Typo-Squatting on Rise, But Less Redirection to Adult
In assembling the study, McAfee reviewed 1.9 million variations on the 2,771 most popular existing domain names to get a sense of the latest tricks being employed by typo-squatters.
Among McAfee’s major findings was that the practice of directing traffic from nonadult domain name typos to adult sites and/or posting adult content on typo sites has declined since earlier studies were conducted in 2005 and 2002.
“The incidence of pornographic content on nonadult typo-squatted sites is just 2.4 percent, suggesting improvement since previous studies by other researchers,” McAfee said in its report.
Adult brands, on the other hand, have been heavily targeted by typo-squatters, according to the McAfee report. Of the popular domains examined in its study, McAfee said that the most commonly targeted sites for typo-squatters were game sites (14 percent targeted), airline sites (11.4 percent) and mainstream media company sites (10.8 percent), followed by adult sites (10.2 percent) and “Web 2.0-related” sites (9.6 percent).

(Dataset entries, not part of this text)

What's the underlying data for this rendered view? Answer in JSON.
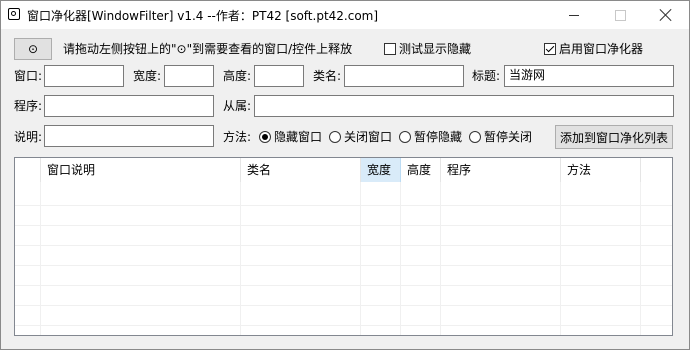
{
  "window": {
    "title": "窗口净化器[WindowFilter] v1.4 --作者：PT42 [soft.pt42.com]"
  },
  "top": {
    "drag_button_label": "⊙",
    "instruction": "请拖动左侧按钮上的\"⊙\"到需要查看的窗口/控件上释放",
    "show_hidden_label": "测试显示隐藏",
    "show_hidden_checked": false,
    "enable_label": "启用窗口净化器",
    "enable_checked": true
  },
  "fields": {
    "window_label": "窗口:",
    "window_value": "",
    "width_label": "宽度:",
    "width_value": "",
    "height_label": "高度:",
    "height_value": "",
    "class_label": "类名:",
    "class_value": "",
    "title_label": "标题:",
    "title_value": "当游网",
    "program_label": "程序:",
    "program_value": "",
    "owner_label": "从属:",
    "owner_value": "",
    "desc_label": "说明:",
    "desc_value": "",
    "method_label": "方法:"
  },
  "methods": [
    {
      "label": "隐藏窗口",
      "selected": true
    },
    {
      "label": "关闭窗口",
      "selected": false
    },
    {
      "label": "暂停隐藏",
      "selected": false
    },
    {
      "label": "暂停关闭",
      "selected": false
    }
  ],
  "add_button_label": "添加到窗口净化列表",
  "table": {
    "columns": [
      "窗口说明",
      "类名",
      "宽度",
      "高度",
      "程序",
      "方法"
    ],
    "sorted_column": "宽度",
    "rows": []
  },
  "colors": {
    "header_selected": "#d9ebf9",
    "window_bg": "#f0f0f0"
  }
}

ASACP Executive Director Joan Irvine told XBIZ that she found the latest typo-squatting data encouraging, as it demonstrated that there has been some progress since she first started with ASACP in 2002.
“It has gone from the Wild West to people realizing that they are running real companies,” Irvine said. “It’s no longer people thinking ‘I’m doing this for beer money.’ It’s good to see that people have grown their business — and grown up.”
Much of the decline in adult content on typo-squatting domains might be attributable to changes in U.S. law and the arrest of a single man — infamous typo-squatter John Zuccarini.
Zuccarini, who did business under a variety of corporate names, reportedly owned more than 8,800 domains prior to his arrest in 2003, at least 90 percent of which redirected to adult websites, according to researcher Ben Edelman.
The methods of Zuccarini and other typo-squatters led Internet users to be exposed unwillingly to adult content. Combined with widespread intellectual property concerns, concerns over the exposure of minors to adult content led the U.S. Congress to pass the “Anticybersquatting Consumer Protection Act” (also known as the “Truth in Domain Names Act”) in 2003.
Zuccarini pleaded guilty to violating the anticybersquatting act in 2004, and received a sentence of 2.5 years.